Exercise aim: Among the entries, find the lines with the string "zoom" and report them.

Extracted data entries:

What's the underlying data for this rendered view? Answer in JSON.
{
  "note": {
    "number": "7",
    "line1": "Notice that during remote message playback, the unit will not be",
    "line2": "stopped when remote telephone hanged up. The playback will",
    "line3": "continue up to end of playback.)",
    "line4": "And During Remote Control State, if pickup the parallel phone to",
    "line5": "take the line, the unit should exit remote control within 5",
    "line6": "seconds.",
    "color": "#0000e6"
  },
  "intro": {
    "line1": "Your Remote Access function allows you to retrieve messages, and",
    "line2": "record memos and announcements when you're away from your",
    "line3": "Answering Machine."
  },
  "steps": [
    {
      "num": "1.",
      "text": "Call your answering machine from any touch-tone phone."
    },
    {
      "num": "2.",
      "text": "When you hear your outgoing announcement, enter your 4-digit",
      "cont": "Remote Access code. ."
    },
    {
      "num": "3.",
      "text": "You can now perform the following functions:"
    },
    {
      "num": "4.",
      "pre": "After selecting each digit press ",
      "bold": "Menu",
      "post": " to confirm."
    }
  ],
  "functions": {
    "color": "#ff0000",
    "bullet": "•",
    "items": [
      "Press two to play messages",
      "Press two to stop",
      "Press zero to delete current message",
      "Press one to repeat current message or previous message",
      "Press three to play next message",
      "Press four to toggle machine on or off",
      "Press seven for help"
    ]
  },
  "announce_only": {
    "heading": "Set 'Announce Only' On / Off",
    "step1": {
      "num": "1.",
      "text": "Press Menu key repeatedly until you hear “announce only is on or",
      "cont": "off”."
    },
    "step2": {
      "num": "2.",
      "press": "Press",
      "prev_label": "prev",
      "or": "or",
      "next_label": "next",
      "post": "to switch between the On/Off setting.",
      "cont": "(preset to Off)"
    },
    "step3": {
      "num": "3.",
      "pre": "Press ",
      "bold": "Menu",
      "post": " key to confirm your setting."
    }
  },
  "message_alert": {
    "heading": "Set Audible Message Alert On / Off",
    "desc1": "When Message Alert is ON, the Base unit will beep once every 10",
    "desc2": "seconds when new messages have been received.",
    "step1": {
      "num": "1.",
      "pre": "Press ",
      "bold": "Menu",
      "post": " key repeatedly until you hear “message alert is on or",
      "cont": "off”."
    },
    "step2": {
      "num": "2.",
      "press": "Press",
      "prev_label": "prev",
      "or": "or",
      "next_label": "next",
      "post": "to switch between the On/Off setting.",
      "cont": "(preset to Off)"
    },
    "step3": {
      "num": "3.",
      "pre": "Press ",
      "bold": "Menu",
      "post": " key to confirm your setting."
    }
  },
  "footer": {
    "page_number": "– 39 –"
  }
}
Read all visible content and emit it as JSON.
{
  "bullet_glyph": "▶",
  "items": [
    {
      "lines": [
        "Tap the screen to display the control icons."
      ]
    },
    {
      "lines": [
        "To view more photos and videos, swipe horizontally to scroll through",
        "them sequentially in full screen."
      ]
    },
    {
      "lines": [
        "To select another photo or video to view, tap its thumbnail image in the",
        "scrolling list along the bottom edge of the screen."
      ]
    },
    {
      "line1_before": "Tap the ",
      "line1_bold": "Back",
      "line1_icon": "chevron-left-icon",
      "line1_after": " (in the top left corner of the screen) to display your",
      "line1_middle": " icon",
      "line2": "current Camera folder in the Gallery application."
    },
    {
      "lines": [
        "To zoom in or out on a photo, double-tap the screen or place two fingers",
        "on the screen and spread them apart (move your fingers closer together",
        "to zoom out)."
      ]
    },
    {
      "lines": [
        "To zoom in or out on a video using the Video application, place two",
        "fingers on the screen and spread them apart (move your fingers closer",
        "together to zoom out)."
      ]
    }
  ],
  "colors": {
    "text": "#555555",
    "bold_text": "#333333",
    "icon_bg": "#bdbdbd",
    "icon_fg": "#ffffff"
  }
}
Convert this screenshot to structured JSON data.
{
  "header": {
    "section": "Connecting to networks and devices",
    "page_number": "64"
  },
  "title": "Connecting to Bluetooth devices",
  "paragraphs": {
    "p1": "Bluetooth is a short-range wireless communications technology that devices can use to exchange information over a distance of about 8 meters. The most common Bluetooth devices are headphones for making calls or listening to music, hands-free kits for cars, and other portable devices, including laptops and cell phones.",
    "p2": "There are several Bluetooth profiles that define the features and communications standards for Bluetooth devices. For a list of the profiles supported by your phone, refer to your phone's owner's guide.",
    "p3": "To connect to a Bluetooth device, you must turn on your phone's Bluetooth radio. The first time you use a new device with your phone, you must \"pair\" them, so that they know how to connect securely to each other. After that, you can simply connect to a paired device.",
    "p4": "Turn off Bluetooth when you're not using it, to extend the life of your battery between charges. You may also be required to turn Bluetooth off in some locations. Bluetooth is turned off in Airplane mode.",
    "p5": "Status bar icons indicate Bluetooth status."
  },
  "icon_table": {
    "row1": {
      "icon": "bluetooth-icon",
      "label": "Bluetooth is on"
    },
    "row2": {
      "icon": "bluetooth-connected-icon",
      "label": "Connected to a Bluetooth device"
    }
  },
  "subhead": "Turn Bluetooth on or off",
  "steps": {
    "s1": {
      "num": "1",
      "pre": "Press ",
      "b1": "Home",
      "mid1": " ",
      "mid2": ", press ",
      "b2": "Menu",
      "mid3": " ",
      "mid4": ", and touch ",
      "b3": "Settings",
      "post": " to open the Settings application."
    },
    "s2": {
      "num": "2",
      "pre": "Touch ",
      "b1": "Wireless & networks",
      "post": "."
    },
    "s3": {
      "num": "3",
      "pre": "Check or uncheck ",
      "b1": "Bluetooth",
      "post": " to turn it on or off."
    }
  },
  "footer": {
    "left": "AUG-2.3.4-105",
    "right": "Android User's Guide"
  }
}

Output for this task:
        "To zoom in or out on a photo, double-tap the screen or place two fingers",
        "to zoom out)."
        "To zoom in or out on a video using the Video application, place two",
        "together to zoom out)."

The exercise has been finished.